Making the decision to place a loved one in a nursing home or assisted living facility is a complex task. It is normal to fear the outcome of care for your loved one, especially regarding the use of medications and the possible abuse against the individual.
Antipsychotic drugs are a major concern in patients with Alzheimer’s Disease or dementia. Antipsychotic drugs are approved to treat serious mental illnesses, such as, schizophrenia and bipolar disorder, but are not regarded as a treatment for dementia. Unfortunately, many dementia and Alzheimer’s Disease patients are given antipsychotic drugs to help reduce agitation, anxiety, and aggression, all emotions associated with dementia.
Antipsychotic drugs are not necessary for most patients with dementia; in fact, they negatively increase the risk of falls for these patients. The black box warning on antipsychotic drugs particularly warn patients with dementia, stating an increased risk for heart failure, infections and death. University of Southern California pharmacy and gerontology professor, Bradley Williams, stated, “Antipsychotics should only be used as a last resort, and just for a month or so, before gradually being eliminated.” However, a government study, conducted in 2011, found that 88 percent of Medicare claims for antipsychotic drugs prescribed in nursing homes where being used to treat symptoms of dementia. Agitation and anxiety is common in patients with dementia because of memory loss.

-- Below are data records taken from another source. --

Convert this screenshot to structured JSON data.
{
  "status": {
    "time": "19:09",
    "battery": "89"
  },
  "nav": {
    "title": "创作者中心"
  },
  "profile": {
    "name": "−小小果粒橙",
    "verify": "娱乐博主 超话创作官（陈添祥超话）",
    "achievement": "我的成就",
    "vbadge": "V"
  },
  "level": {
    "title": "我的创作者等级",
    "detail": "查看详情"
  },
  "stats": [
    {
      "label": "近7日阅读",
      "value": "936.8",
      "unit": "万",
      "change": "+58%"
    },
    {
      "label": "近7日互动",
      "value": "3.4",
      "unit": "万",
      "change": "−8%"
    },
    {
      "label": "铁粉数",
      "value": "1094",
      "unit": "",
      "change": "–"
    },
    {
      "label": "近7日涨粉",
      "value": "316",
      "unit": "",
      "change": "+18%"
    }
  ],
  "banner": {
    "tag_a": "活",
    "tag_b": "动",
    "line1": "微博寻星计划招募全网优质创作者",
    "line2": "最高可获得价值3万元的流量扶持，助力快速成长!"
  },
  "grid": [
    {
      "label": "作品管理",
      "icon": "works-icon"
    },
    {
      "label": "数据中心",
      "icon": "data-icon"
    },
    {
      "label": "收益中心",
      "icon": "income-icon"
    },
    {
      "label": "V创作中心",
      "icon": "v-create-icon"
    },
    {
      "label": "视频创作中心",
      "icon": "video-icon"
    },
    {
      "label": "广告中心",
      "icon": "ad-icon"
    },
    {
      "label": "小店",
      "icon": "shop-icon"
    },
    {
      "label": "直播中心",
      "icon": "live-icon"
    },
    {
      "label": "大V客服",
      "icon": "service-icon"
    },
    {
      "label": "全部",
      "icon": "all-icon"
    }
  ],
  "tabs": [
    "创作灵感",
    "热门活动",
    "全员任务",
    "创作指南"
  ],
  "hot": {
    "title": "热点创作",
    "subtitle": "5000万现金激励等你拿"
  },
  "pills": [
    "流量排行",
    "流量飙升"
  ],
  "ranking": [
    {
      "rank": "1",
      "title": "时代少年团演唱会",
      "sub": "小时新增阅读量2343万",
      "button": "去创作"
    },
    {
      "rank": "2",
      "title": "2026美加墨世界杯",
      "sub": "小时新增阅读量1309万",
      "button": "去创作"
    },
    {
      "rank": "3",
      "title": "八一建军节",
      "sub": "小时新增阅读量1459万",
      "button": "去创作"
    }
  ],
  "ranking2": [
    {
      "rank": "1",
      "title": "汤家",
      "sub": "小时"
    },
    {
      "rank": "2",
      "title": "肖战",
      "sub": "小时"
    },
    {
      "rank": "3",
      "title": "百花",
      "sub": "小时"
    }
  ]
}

These behaviors should not automatically warrant a prescription of antipsychotic drugs in order to calm the patient down for a long period of time.
Federal Law prohibits “chemical restraint,” which is the use of antipsychotic drugs and other psychoactive drugs for convenience of staff, and requires documented medical need for the prescription, along with consent from the family or patient. Often times, the family is notified of a change in drug use, and asked to sign the consent for the drug, without being given the reason for the prescription change. It is within your right to ask what purpose the drug is serving, and express concern for any antipsychotic drug use. If you notice your loved one’s behavior has significantly changed, and they have become nonresponsive to your visits, it is also within your right to view the prescription list and ask about any antipsychotic drugs, such as Risperdal and Haldol, and the reason and longevity of their use.
If you have a loved one that resides at a nursing home, you can be an advocate for your family member to make sure that they are receiving the best of care. At the Law Offices of Ben Yeroushalmi, we will defend the rights that you as a family member and your loved ones are entitled to during difficult times. Mr. Yeroushalmi and his staff are extremely knowledgeable and passionate about elder abuse and neglect litigation. If you or a loved one is a victim of elder abuse or neglect, please contact us immediately for a free, no obligation consultation. We serve cities throughout northern and southern California.